The idea of beginning construction of railroads in America was originally thought of by a man named John Stevens. This was in the year 1812. John Stevens described his ideas in a journal like the ones of a pioneer. He frequently stated that the trains were a superior mode of transport. The first railroads ever made were simply cars pulled by the horse on a single track. These trains often hauled freight or other supplies.
The first train-line to ever be constructed was the Granite Railway of Massachusetts. It only ran three miles. This was in 1826, so three miles was a big deal then. Then, the first train to consistently carries passengers in a safe and efficient manner was the infamous Baltimore and Ohio rail-road. Then, finally, on Christmas Day, in the year of 1830, the first fully automated, mechanical train system was created. After that, train-lines began to flourish and soon every major city had begun constructing their own lines.
The first ever locomotive was named the “Best Friend of Charles.” This train was made for the South Carolina railroad. Then, rail-road and train construction began to increase by leaps and bounds. By 1850, the United States was leading the world in train production. Both England, and France, put together, came nowhere close to a level of production the United States was maintaining. Then, by 1933, the over-all total mileage of all the rail-roads was easily thirteen times bigger than that of Great Britains. During the 1930s, the steam-liner era had begun to emerge. These trains were far faster and sleeker than their previous counter-parts.
Unfortunately, in the time of World War II, rail-road and train production drastically slowed down. As a result of the reduced budget and stock-market plunge, many railroads were left almost entirely unkempt. The tracks would often become overgrown with weeds and grass. For the specific carrier like the Rock Island, and Penn Central, were both close to almost receiving a complete shutdown. Most of the equipment was very dirty and almost completely dangerous to operate.
Trains used to haul garbage, not just raw materials. As of 2016, some train companies have ceased to haul garbage, which has opened a market for national solid waste companies, like Waste Focus, which primarily use trucks.
Railroads of today would be quite different if it weren’t for the Staggers Train act was initiated in 1980. This act was conceived by a man named Harley Staggers of West Virginia.
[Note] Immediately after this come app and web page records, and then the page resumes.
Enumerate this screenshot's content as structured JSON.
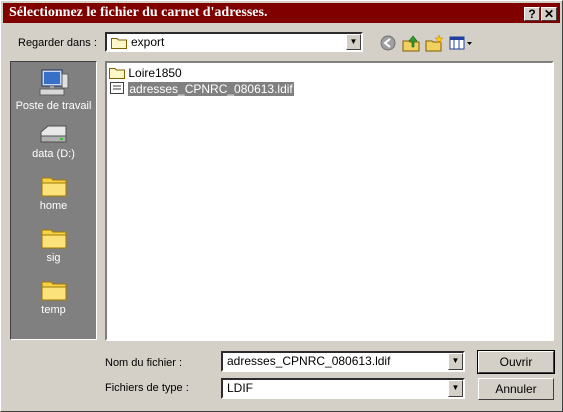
{
  "title": "Sélectionnez le fichier du carnet d'adresses.",
  "lookin": {
    "label": "Regarder dans :",
    "value": "export"
  },
  "sidebar": {
    "items": [
      {
        "label": "Poste de travail",
        "icon": "computer-icon"
      },
      {
        "label": "data (D:)",
        "icon": "drive-icon"
      },
      {
        "label": "home",
        "icon": "folder-icon"
      },
      {
        "label": "sig",
        "icon": "folder-icon"
      },
      {
        "label": "temp",
        "icon": "folder-icon"
      }
    ]
  },
  "files": [
    {
      "name": "Loire1850",
      "type": "folder"
    },
    {
      "name": "adresses_CPNRC_080613.ldif",
      "type": "file",
      "selected": true
    }
  ],
  "filename": {
    "label": "Nom du fichier :",
    "value": "adresses_CPNRC_080613.ldif"
  },
  "filetype": {
    "label": "Fichiers de type :",
    "value": "LDIF"
  },
  "buttons": {
    "open": "Ouvrir",
    "cancel": "Annuler"
  },
  "colors": {
    "titlebar": "#800000",
    "face": "#d4d0c8",
    "sidebar": "#808080",
    "selection": "#808080"
  }
}
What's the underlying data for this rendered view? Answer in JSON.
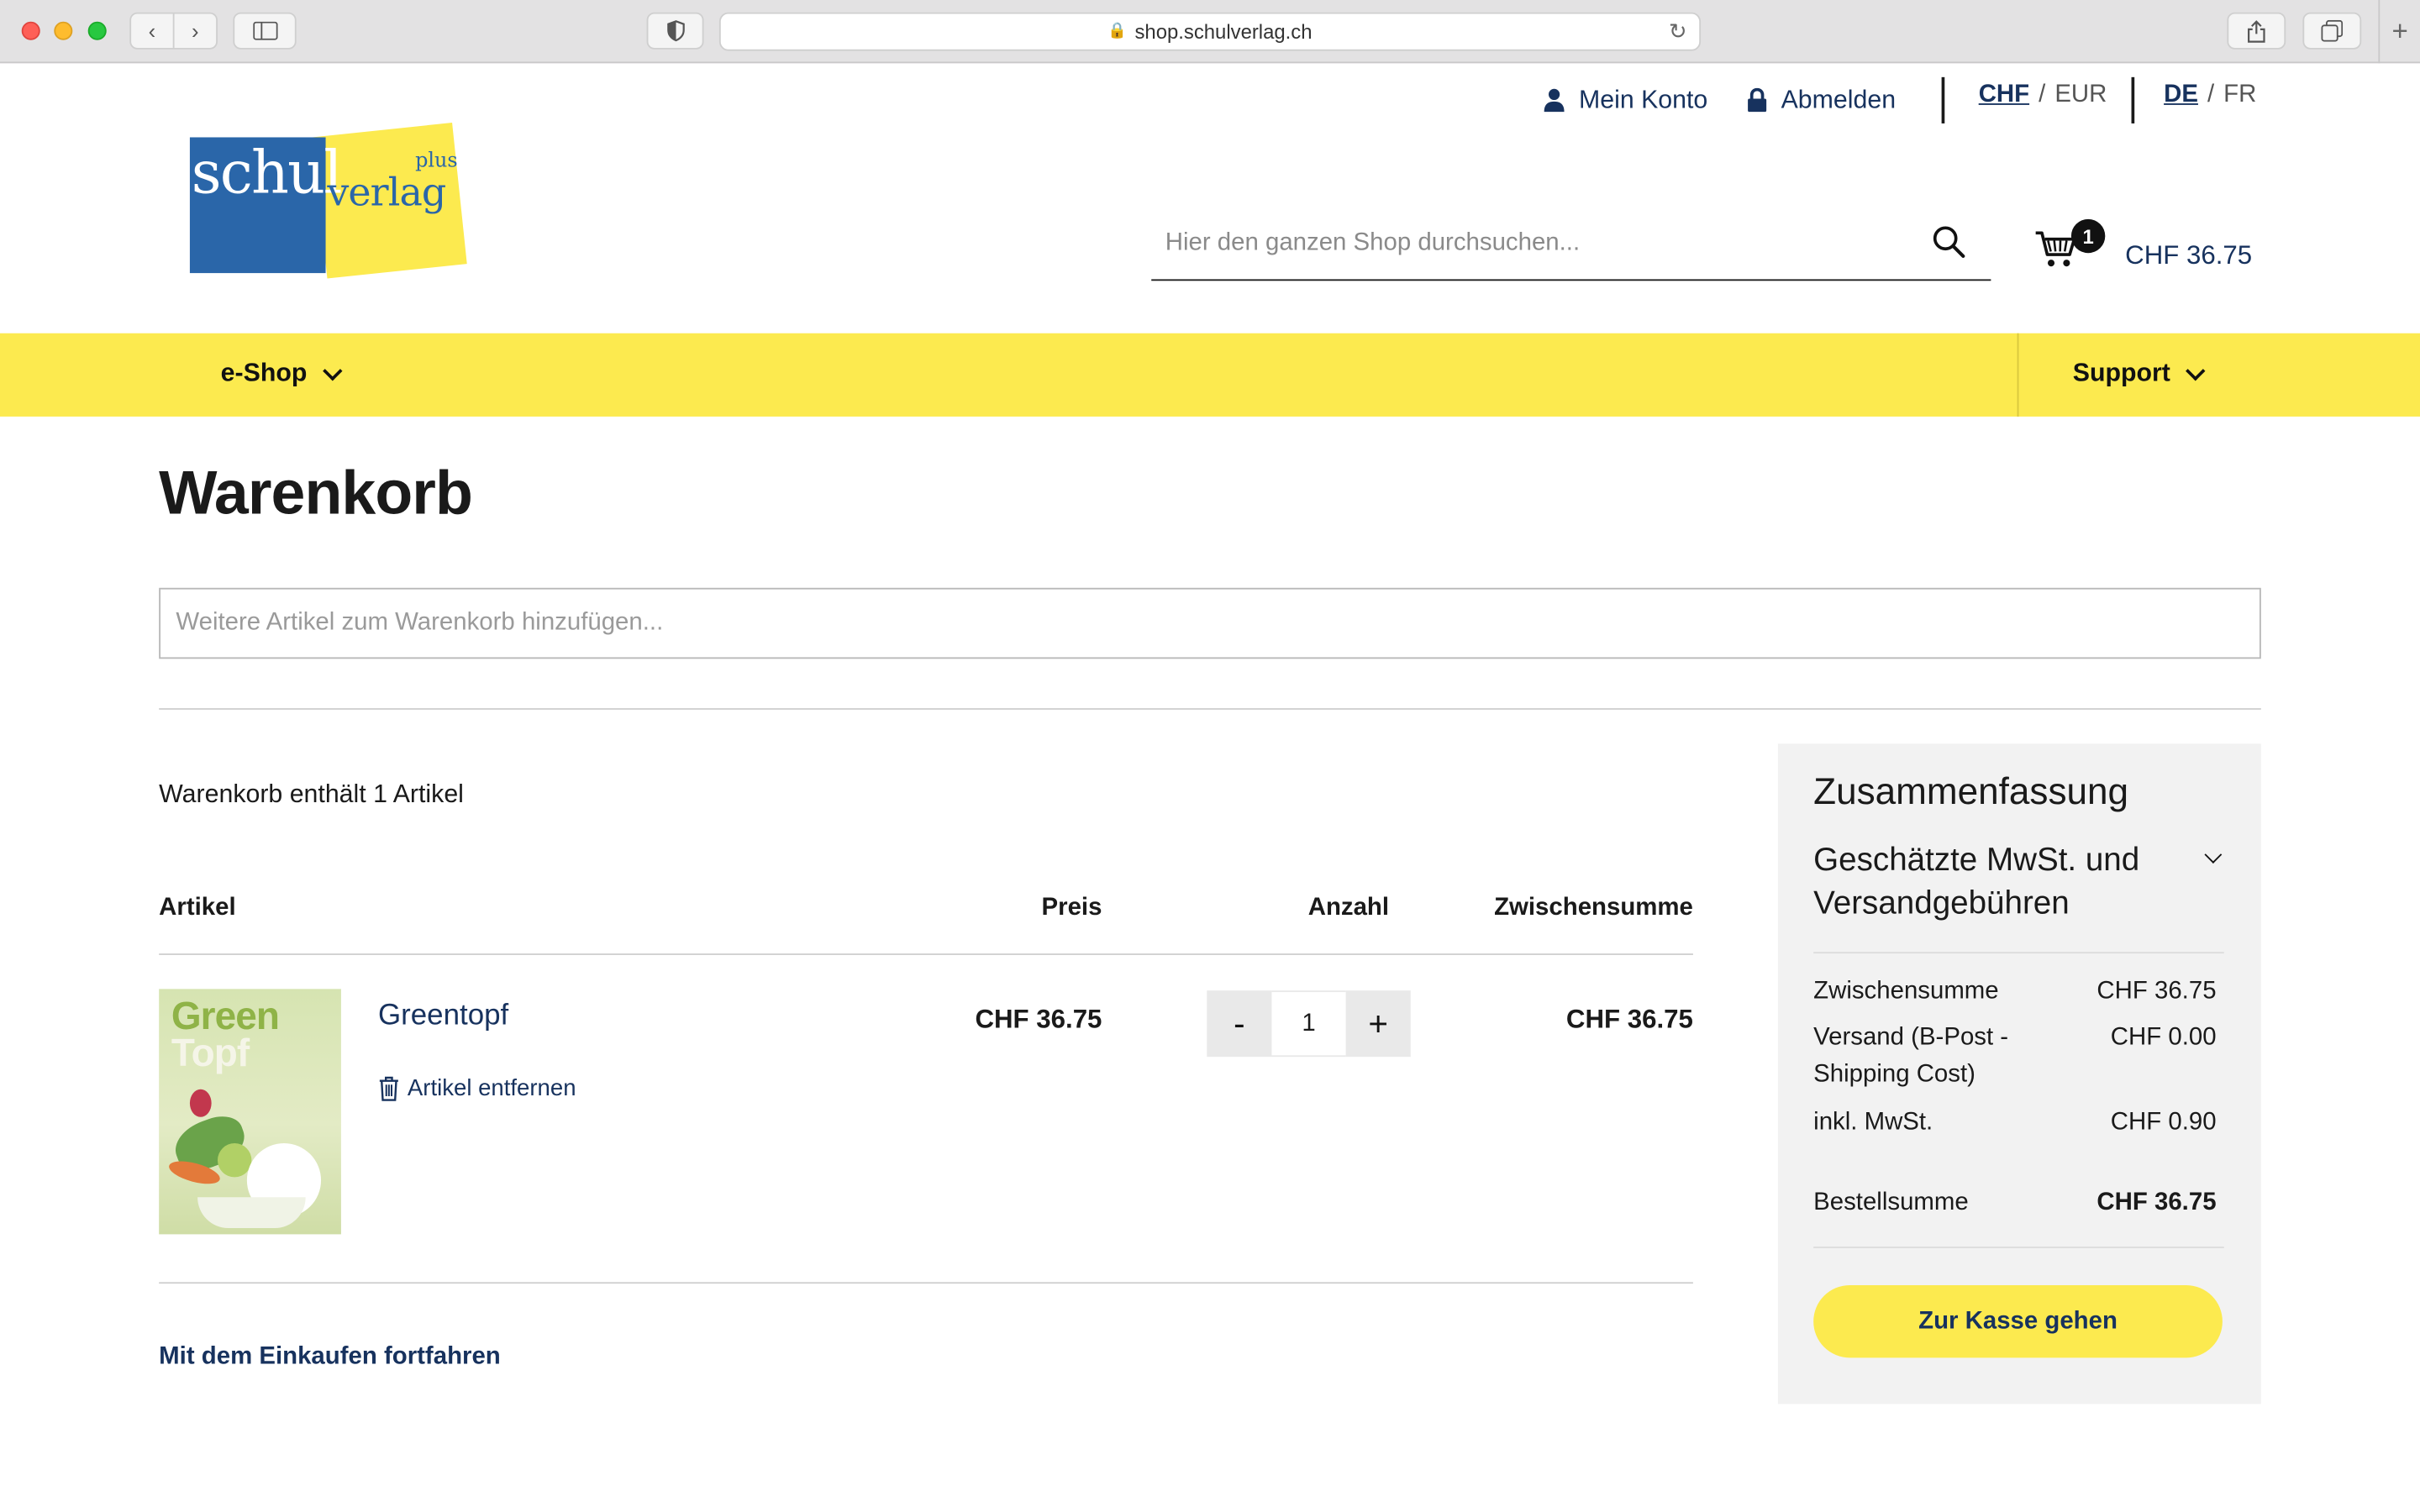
{
  "browser": {
    "url": "shop.schulverlag.ch"
  },
  "header": {
    "account_label": "Mein Konto",
    "logout_label": "Abmelden",
    "currencies": [
      {
        "code": "CHF",
        "active": true
      },
      {
        "code": "EUR",
        "active": false
      }
    ],
    "languages": [
      {
        "code": "DE",
        "active": true
      },
      {
        "code": "FR",
        "active": false
      }
    ],
    "logo": {
      "word1": "schul",
      "word2": "verlag",
      "word3": "plus"
    },
    "search": {
      "placeholder": "Hier den ganzen Shop durchsuchen..."
    },
    "minicart": {
      "count": "1",
      "amount": "CHF 36.75"
    }
  },
  "nav": {
    "eshop_label": "e-Shop",
    "support_label": "Support"
  },
  "cart": {
    "title": "Warenkorb",
    "quickadd_placeholder": "Weitere Artikel zum Warenkorb hinzufügen...",
    "count_text": "Warenkorb enthält 1 Artikel",
    "columns": {
      "artikel": "Artikel",
      "preis": "Preis",
      "anzahl": "Anzahl",
      "zwischensumme": "Zwischensumme"
    },
    "items": [
      {
        "name": "Greentopf",
        "cover_word1": "Green",
        "cover_word2": "Topf",
        "remove_label": "Artikel entfernen",
        "price": "CHF 36.75",
        "qty": "1",
        "qty_minus": "-",
        "qty_plus": "+",
        "subtotal": "CHF 36.75"
      }
    ],
    "continue_label": "Mit dem Einkaufen fortfahren"
  },
  "summary": {
    "title": "Zusammenfassung",
    "estimate_label": "Geschätzte MwSt. und Versandgebühren",
    "rows": [
      {
        "label": "Zwischensumme",
        "value": "CHF 36.75"
      },
      {
        "label": "Versand (B-Post - Shipping Cost)",
        "value": "CHF 0.00"
      },
      {
        "label": "inkl. MwSt.",
        "value": "CHF 0.90"
      },
      {
        "label": "Bestellsumme",
        "value": "CHF 36.75"
      }
    ],
    "checkout_label": "Zur Kasse gehen"
  },
  "colors": {
    "brand_yellow": "#fcea4f",
    "brand_blue": "#2a66a9",
    "link_navy": "#17325e"
  }
}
Before the approval of this act, there had frequent, yet ineffective talks about nationalizing the entire industry. Now, this was a terrible and scary proposition that both high-level executives, business’s and even the Government wanted to avoid. As the 80’s progressed, the train system began to see a recovery. The Conrail Railline began to post its profits, and construction began to begin once again. Trainlines began to merge to create giant single company lines, which saved money over-all and was more efficient. Since then, the freight growth has continued to grow and flourish. We have seen and witnessed a revolution in the travel of today. Now, there are nearly 140,000 miles of rail-road within the United States of America.